|23rd March 2023||Joel Arber & David Becker|
It feels as if – once again – the Higher Education sector is facing something of a perfect storm.
We’ve already reached an agreement on the next pay round, which will deliver pay increases to staff of between 5 and 8 per cent. Pension contributions keep going up, but the USS remains challenging.
At the same time, inflationary pressures and supply chain issues are driving up non-pay spend.
And on the income side, there’s ongoing uncertainty around research funding, plus the freeze of domestic undergraduate fees – with £9,250 worth little more in real terms than half the value it did a decade ago – causing many universities to run that activity at a loss and rely increasingly on international student fee income.
Yes, overall there are more international students in our universities than ever before – but what we are really seeing is a growing gap between the ‘haves’ and ‘have nots’. To put this into perspective, Wonkhe recently published some analysis that showed that 60% of the total sector surplus last year was generated by just seven research-intensive institutions.
We’re seeing the impact of this at SUMS where we’re doing more work in the area of Efficiencies, Transformation and Change area than ever before.

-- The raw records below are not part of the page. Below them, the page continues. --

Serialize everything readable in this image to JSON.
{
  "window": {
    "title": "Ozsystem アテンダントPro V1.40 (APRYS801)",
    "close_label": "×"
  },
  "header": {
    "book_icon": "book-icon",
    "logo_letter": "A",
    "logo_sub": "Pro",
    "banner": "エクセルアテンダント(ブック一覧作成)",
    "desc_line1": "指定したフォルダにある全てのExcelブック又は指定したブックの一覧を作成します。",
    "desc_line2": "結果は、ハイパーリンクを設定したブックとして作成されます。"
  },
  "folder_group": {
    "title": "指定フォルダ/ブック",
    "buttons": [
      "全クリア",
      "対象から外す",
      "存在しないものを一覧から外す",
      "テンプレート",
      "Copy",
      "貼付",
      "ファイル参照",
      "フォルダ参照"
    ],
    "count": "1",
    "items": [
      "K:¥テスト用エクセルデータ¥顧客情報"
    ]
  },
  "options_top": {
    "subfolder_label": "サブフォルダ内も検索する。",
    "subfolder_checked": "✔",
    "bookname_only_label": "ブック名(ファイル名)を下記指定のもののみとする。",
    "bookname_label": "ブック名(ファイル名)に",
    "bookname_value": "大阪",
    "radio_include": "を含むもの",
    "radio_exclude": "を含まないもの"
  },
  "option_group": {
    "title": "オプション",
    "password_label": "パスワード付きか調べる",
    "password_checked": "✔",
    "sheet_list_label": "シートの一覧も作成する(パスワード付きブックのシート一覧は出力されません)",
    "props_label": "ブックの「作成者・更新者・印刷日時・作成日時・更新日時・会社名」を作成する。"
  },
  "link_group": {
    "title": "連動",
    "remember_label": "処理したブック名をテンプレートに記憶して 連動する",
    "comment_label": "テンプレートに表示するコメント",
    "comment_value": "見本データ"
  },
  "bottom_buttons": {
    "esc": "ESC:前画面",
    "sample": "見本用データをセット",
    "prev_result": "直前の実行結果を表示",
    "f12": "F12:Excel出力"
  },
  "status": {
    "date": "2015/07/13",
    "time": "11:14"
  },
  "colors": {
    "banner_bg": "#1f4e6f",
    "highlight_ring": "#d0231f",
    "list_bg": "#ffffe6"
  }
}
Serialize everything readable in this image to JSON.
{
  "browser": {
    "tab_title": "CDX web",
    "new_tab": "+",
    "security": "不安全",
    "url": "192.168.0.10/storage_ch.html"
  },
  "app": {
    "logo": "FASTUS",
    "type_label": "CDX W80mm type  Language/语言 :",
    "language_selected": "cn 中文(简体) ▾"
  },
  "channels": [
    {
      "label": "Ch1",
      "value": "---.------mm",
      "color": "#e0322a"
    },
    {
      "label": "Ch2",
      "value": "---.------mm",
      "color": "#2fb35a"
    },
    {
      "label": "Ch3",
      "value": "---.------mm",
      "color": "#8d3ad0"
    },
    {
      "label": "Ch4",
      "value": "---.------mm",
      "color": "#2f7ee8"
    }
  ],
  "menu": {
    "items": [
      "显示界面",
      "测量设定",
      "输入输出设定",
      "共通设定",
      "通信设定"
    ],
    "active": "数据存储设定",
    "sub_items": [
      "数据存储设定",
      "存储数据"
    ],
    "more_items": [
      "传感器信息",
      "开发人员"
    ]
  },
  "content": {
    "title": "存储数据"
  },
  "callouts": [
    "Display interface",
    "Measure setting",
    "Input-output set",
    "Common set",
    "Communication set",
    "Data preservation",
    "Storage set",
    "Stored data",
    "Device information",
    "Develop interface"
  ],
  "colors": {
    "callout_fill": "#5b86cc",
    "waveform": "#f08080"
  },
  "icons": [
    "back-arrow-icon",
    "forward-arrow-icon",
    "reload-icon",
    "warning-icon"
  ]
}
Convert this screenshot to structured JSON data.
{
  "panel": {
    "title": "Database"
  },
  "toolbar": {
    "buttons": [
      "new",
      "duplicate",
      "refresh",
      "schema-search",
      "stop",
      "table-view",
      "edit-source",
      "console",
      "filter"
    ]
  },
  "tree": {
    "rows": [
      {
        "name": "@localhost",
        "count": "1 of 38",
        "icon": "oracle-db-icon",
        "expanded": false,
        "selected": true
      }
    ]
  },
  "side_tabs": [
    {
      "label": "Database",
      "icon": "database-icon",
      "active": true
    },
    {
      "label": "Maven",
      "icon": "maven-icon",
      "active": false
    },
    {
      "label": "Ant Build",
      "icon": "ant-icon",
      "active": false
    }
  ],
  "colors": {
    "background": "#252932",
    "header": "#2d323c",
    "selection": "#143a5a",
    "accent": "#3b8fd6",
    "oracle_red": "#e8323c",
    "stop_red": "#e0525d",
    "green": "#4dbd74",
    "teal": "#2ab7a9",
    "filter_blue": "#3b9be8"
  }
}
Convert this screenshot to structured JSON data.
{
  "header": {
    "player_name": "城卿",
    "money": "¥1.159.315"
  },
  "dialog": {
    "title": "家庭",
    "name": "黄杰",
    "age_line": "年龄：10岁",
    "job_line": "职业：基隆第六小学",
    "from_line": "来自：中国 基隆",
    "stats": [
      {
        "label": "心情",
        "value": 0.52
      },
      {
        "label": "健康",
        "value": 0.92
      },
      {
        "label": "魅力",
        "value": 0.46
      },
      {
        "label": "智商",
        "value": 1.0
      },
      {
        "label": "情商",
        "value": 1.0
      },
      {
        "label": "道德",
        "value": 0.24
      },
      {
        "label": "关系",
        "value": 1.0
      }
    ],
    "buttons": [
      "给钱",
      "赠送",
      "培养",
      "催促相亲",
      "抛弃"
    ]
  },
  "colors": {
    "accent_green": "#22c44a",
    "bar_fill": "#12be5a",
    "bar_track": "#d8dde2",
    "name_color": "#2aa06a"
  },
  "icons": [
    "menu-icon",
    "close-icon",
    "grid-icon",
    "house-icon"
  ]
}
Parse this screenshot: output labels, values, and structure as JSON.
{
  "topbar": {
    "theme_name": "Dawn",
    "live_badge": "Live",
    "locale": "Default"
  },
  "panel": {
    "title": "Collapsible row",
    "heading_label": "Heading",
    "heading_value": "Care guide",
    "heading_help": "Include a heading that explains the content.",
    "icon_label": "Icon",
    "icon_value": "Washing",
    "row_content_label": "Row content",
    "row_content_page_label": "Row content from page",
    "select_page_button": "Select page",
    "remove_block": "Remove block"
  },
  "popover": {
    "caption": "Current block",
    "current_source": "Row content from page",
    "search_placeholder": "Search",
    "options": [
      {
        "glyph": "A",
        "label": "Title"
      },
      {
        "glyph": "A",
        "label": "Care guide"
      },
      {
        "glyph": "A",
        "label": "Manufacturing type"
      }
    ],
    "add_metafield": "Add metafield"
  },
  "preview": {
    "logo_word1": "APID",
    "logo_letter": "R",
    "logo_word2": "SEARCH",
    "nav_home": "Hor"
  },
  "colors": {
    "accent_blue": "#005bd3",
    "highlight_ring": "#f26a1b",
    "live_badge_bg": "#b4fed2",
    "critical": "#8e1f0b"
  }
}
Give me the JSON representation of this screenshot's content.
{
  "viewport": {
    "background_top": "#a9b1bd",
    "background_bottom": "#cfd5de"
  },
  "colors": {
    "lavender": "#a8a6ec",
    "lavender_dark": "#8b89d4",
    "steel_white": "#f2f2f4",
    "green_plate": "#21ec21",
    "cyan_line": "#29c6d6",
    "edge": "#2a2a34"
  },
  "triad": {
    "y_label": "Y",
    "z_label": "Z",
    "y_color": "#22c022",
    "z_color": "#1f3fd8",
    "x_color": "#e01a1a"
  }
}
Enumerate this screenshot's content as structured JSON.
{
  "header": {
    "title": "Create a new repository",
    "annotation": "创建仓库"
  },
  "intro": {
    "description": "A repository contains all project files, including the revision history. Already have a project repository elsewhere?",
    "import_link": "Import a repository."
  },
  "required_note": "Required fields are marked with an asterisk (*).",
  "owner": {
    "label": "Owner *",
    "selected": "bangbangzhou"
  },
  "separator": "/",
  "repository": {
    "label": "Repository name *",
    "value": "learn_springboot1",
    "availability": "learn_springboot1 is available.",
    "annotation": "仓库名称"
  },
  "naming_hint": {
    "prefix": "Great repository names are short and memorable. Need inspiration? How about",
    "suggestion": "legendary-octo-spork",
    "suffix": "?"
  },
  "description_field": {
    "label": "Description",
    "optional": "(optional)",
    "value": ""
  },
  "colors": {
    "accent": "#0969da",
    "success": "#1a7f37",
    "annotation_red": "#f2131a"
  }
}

The challenges do vary by institution, but nearly always cross over into culture, leadership, systems, structure, processes, data quality, and staff and student experience.
I just want to share with you some real quotations from staff up and down the country about where the pressure points are that they’re experiencing:
“Our income is not keeping pace with expenditure, but to change this we need to invest with money we don’t have.”
“We’re not overstaffed – but so many of our people are feeling the strain.”
“Inflationary pressures and supply chain challenges are having a huge impact.”
“We’ve tried and failed to ‘transform’ so many times that there’s no goodwill left.”
And, perhaps most importantly, “Yesterday’s problems are stopping us taking advantage of future opportunities”.
We’re working with universities that have very real and very imminent financial challenges and which need help to implement the most sensible tactics and approaches for their own circumstances.
Now, for all universities and particularly those with acute financial challenges, it’s clearly preferable to ensure that existing income is maximised and that non-pay spend is optimised before they get too deeply into the realm of cost reduction. We’ve never yet seen an organisation cut its way to strategic success.
Growing and diversifying income has to be part of the conversation. There are three key areas to point to that we’re seeing as trends.
Firstly, taking an in-depth look at your scholarships and bursaries strategy. Your institution will be spending a lot in this space, so do you have good evidence to show that you’re getting return on your investment? Many universities we’ve worked with have re-evaluated their approach and used their scholarships budget to drive targeted international student recruitment.
We’re also seeing a significant number of institutions undergo portfolio review – yes, to prune poor-performing programmes, but more importantly to analyse demand trends, particularly for non-standard provision such as CPD. They are seeing that as a growth opportunity and understand the importance of a demand-led approach to meet skills needs.
Finally, HolonIQ estimates that there will be an additional 2.4 billion students in the global marketplace by 2050. Get on the front foot and analyse which growth territories you are best placed to take advantage of. Use a targeted approach both to provision and pricing so that you can optimise your ability to recruit. Consider differentiated pricing by country to grow your market share. It’s no accident that several UK universities have turned their attentions to Indonesia where the demographic trends and learning levels point to a sustained period of demand to support the developing economy.
And if you do need to make efficiency savings, think about them within the context of long-term financial sustainability rather than simply hitting an immediate savings target. Avoid the salami-slice and get creative. Universities we’re working with are looking at genuine Target Operating Model design rather than tinkering with restructures. Greater consideration is being given to outsourcing and shared services models. Some universities have even created Special Purpose Vehicles through which to employ professional services staff. This may be unpopular – something of a nuclear option – but the long-term impact of reduced on-costs will ultimately help your university. Difficult and complex, but with a sustained impact.
Here are four key thoughts on addressing change for you to consider at the outset of your transformation voyage.
Firstly – get the right people around the table so that you have rounded view of the issues and potential solutions. Ensuring that both academics and students are engaged in the process will go a long way to getting buy-in and long-term sustainability for the changes you make.
Secondly – when you’re looking to make cost-savings do it with a rapier not a bludgeon: be specific about areas you can afford to scale back or stop versus ones you can’t, or even need to invest in.
Thirdly – avoid the temptation to do things intuitively. Universities are awash with management information. Use it to help you and colleagues make more robust decisions that can stand up to scrutiny when challenged or when new services are complained about.
And finally – when you are looking at service design, do it with the future in mind. Think ‘digital first’; get in the zone by looking at the expectations of Gen Alpha – the students of tomorrow.
Major transformation isn’t easy, but sticking to these four principles will help your institution to find its seas legs and navigate its way through the stormy waters to long-term financial sustainability.